Great media coverage last week of Sans Forgetica, the new font developed by RMIT staff in typography (Stephen Banham from the School of Design) and the Behavioural Business Lab (Jo Peryman and Janneke Blijlevens).
The font is the first typeface specifically designed to help people retain more information and remember more of typed study notes. The font was developed using a learning principle called ‘desirable difficulty’, where an obstruction is added to the learning process that requires us to put in just enough effort, leading to better memory retention to promote deeper cognitive processing. Sans Forgetica has varying degrees of ‘distinctiveness’ (the gaps and left slant) built in that subvert many of the design principles normally associated with conventional typography. These degrees of distinctiveness cause readers to dwell longer on each word, giving the brain more time to engage in deeper cognitive processing, to enhance information retention.

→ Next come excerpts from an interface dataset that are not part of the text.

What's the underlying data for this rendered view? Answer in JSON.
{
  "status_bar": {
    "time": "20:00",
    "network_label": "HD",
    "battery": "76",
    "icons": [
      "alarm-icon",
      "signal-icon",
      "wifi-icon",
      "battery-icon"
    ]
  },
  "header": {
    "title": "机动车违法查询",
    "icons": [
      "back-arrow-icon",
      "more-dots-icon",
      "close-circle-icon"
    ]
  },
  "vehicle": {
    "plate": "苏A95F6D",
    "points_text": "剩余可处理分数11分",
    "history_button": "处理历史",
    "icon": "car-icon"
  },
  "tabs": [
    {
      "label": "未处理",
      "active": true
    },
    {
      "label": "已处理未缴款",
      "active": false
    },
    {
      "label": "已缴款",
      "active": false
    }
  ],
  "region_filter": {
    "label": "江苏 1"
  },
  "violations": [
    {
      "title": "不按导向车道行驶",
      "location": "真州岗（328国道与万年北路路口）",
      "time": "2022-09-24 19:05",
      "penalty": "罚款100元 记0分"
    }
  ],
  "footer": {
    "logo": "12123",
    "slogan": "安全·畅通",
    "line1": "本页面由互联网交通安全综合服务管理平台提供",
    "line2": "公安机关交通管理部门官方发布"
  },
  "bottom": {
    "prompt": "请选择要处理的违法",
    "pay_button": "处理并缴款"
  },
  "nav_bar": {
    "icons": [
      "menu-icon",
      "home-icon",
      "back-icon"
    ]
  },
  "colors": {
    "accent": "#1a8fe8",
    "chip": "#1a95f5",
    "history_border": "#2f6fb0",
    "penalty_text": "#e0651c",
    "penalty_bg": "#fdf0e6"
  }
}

Laboratory and online experiments with 400 students tested a range of fonts to determine which led to the best memory retention. Sans Forgetica broke just enough design principles without becoming too illegible and aided memory retention.
It’s available for free.
Richard Johnson, whose own research is on memory and learning with our partner schools, was first out of the blocks to connect with the Sans Forgetica designers!
Hear Stephen talk about the development of Sans Forgetica here.